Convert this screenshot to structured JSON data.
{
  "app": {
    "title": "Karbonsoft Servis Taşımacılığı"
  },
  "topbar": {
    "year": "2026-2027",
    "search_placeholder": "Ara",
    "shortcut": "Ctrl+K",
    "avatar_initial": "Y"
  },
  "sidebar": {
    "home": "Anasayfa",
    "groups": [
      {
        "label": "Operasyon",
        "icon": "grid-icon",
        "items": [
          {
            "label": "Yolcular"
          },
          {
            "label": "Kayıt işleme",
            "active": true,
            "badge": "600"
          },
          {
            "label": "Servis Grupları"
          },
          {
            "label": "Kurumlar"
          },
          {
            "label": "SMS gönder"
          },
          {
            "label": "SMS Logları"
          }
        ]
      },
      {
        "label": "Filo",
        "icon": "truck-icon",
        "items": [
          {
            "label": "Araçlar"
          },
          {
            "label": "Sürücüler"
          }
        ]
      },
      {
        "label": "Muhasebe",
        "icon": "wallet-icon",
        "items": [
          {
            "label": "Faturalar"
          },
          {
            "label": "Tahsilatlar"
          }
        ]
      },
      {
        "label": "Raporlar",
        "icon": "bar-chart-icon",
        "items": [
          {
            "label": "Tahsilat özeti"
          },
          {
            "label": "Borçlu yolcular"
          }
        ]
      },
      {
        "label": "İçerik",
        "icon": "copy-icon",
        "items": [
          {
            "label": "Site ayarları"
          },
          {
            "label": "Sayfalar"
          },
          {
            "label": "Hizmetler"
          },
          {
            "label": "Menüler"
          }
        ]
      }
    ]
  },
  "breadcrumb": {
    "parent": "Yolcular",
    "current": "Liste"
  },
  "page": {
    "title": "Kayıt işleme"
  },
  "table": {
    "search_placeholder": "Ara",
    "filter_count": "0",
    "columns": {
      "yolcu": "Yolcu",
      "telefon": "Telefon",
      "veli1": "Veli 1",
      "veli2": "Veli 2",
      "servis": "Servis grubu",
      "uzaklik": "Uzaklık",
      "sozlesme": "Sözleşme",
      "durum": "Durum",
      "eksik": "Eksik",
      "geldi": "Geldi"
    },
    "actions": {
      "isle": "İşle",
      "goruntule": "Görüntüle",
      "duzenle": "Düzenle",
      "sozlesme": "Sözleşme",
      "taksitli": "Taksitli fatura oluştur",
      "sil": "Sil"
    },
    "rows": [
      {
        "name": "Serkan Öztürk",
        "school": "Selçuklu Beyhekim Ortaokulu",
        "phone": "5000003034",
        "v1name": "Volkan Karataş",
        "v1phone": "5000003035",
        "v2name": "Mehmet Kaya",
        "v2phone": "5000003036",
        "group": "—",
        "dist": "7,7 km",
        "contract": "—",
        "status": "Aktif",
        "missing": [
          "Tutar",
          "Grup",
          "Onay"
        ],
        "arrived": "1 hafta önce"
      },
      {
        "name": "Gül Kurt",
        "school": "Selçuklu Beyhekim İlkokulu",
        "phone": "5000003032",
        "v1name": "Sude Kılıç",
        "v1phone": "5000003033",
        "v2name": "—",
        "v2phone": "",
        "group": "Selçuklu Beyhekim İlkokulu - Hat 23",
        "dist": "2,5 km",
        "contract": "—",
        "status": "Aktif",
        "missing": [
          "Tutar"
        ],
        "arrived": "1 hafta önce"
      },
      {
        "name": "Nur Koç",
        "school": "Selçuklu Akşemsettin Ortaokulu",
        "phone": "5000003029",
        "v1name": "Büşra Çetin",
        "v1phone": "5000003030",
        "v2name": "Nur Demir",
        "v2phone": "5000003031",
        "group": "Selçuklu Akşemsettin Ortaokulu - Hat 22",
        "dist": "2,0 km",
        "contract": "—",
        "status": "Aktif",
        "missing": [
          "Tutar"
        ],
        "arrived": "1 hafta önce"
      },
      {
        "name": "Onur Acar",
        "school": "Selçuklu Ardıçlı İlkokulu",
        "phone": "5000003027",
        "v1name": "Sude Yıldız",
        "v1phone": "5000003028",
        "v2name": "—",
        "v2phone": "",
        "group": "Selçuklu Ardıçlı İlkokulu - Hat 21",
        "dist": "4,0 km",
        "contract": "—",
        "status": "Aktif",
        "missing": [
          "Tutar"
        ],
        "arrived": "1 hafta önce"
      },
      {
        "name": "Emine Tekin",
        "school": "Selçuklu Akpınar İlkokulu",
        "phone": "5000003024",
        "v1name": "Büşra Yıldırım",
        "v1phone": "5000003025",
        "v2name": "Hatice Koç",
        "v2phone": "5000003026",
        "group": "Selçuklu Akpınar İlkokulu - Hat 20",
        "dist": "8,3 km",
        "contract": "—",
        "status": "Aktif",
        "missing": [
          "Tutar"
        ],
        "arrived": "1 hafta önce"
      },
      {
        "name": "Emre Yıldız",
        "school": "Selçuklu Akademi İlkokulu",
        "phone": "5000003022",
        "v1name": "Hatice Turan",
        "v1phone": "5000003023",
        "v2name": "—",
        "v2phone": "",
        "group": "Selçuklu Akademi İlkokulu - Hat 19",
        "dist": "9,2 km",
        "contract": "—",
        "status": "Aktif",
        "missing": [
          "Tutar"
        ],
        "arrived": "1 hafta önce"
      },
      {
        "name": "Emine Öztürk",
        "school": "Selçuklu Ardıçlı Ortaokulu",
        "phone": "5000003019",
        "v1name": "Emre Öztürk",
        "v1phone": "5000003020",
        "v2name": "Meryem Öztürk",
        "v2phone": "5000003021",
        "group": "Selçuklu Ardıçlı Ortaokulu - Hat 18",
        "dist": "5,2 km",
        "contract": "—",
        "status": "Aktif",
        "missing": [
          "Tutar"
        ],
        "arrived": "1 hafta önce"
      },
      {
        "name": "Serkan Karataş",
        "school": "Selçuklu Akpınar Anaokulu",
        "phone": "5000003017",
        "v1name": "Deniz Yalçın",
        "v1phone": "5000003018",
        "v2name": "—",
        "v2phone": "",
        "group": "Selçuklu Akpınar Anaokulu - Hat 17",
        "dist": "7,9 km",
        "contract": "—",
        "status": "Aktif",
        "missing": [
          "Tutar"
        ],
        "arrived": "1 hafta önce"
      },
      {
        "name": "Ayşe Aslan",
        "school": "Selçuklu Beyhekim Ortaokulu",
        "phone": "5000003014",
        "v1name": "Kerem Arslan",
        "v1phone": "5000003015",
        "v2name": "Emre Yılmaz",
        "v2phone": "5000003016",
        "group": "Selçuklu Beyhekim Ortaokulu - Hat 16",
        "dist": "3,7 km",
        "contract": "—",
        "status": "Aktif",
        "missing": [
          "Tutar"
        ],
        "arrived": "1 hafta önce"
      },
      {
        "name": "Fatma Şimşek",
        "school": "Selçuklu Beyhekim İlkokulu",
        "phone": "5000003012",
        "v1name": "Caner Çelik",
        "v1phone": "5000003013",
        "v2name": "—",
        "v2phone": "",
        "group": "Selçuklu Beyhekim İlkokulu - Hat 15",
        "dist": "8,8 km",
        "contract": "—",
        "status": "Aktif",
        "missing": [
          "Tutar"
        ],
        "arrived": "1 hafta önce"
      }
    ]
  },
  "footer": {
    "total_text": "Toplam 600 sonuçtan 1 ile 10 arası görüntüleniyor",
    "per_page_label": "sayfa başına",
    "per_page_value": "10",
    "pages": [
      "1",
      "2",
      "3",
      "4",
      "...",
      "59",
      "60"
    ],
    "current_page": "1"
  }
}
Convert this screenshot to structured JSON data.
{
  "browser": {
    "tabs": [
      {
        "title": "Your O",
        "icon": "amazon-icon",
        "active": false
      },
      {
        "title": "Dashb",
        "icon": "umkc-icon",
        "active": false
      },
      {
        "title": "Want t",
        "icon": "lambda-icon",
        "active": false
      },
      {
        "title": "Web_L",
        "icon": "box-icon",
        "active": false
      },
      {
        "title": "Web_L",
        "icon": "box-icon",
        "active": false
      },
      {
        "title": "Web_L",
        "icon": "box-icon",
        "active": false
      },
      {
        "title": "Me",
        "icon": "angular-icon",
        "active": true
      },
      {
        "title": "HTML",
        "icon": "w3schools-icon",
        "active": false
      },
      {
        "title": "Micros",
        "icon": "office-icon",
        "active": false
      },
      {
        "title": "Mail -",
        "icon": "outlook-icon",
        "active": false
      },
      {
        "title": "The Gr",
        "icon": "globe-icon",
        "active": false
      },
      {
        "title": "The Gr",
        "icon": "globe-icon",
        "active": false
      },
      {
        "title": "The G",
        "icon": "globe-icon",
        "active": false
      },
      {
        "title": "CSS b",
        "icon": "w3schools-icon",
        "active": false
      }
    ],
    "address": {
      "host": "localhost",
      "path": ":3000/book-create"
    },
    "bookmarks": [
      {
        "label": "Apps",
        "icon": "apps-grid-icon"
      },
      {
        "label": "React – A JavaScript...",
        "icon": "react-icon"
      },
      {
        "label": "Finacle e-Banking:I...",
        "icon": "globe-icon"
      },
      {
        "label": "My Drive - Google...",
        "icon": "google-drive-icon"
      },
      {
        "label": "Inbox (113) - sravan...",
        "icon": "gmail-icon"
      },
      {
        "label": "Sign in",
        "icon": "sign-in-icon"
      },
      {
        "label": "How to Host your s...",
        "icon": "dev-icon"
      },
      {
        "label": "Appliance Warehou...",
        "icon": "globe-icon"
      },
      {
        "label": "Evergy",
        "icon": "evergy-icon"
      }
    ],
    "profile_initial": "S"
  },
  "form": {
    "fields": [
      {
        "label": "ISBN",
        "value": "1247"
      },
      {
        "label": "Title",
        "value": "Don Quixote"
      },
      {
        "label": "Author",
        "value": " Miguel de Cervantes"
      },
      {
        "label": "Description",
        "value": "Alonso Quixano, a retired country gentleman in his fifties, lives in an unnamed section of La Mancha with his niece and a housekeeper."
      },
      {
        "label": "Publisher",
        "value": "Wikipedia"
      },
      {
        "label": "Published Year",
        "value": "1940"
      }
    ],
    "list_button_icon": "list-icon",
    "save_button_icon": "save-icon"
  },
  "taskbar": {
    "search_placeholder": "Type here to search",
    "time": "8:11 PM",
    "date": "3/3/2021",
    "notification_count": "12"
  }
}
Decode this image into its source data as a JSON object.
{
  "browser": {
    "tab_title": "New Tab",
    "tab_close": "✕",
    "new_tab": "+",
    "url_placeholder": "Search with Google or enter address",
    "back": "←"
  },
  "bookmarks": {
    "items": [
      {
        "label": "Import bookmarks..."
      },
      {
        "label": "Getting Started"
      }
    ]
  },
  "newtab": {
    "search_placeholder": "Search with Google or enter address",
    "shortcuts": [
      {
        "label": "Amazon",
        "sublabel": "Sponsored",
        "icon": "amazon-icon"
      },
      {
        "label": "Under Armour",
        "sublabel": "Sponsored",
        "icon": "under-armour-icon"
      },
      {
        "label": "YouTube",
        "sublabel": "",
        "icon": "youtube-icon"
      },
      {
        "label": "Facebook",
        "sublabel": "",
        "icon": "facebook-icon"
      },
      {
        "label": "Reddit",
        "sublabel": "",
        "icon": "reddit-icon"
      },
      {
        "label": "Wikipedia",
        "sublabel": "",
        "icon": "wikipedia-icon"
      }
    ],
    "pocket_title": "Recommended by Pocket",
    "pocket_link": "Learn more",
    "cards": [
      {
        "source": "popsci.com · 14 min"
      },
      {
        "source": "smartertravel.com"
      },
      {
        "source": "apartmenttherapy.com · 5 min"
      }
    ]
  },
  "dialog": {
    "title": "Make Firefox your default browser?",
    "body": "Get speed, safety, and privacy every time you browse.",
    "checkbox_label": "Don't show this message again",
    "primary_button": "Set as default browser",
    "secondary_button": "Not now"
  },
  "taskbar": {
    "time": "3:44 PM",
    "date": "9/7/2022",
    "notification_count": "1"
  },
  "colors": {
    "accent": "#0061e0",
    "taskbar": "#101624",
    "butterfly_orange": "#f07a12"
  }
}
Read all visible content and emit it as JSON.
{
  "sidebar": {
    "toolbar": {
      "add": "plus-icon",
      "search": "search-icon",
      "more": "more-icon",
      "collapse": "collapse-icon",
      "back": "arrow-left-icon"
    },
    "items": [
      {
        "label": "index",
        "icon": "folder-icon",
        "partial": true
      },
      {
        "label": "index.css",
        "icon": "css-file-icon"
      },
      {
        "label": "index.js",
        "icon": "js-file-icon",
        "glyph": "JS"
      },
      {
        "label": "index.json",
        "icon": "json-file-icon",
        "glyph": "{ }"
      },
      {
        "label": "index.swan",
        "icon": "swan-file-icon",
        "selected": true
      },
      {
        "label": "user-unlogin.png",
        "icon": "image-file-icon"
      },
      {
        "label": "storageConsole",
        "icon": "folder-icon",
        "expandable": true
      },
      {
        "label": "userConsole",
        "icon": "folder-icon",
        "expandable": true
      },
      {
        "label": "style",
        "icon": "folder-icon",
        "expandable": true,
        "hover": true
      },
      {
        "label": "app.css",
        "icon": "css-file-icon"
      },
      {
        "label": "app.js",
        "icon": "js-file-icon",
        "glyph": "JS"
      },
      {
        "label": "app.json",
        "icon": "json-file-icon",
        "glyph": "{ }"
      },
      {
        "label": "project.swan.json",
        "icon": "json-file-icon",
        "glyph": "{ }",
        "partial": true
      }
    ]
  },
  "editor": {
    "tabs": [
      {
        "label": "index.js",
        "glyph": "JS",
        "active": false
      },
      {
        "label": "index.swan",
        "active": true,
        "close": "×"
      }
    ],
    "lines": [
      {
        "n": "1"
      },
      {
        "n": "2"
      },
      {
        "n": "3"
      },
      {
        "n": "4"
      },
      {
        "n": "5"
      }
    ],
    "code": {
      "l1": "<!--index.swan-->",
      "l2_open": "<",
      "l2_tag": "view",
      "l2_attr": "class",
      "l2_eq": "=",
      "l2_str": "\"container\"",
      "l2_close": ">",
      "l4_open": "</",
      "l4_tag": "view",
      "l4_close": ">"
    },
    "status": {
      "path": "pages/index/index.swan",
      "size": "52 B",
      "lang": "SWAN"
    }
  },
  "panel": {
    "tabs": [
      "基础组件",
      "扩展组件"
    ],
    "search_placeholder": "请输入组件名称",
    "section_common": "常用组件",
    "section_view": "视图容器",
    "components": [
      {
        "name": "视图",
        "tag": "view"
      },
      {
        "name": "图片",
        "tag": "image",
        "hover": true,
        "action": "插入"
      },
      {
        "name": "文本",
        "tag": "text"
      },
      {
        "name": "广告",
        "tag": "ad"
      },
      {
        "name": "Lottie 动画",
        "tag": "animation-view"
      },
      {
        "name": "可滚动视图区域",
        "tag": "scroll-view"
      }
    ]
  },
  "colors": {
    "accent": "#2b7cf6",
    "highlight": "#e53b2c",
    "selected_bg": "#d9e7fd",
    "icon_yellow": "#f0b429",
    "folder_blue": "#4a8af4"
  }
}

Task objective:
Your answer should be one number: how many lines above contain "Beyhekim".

The completed task:
7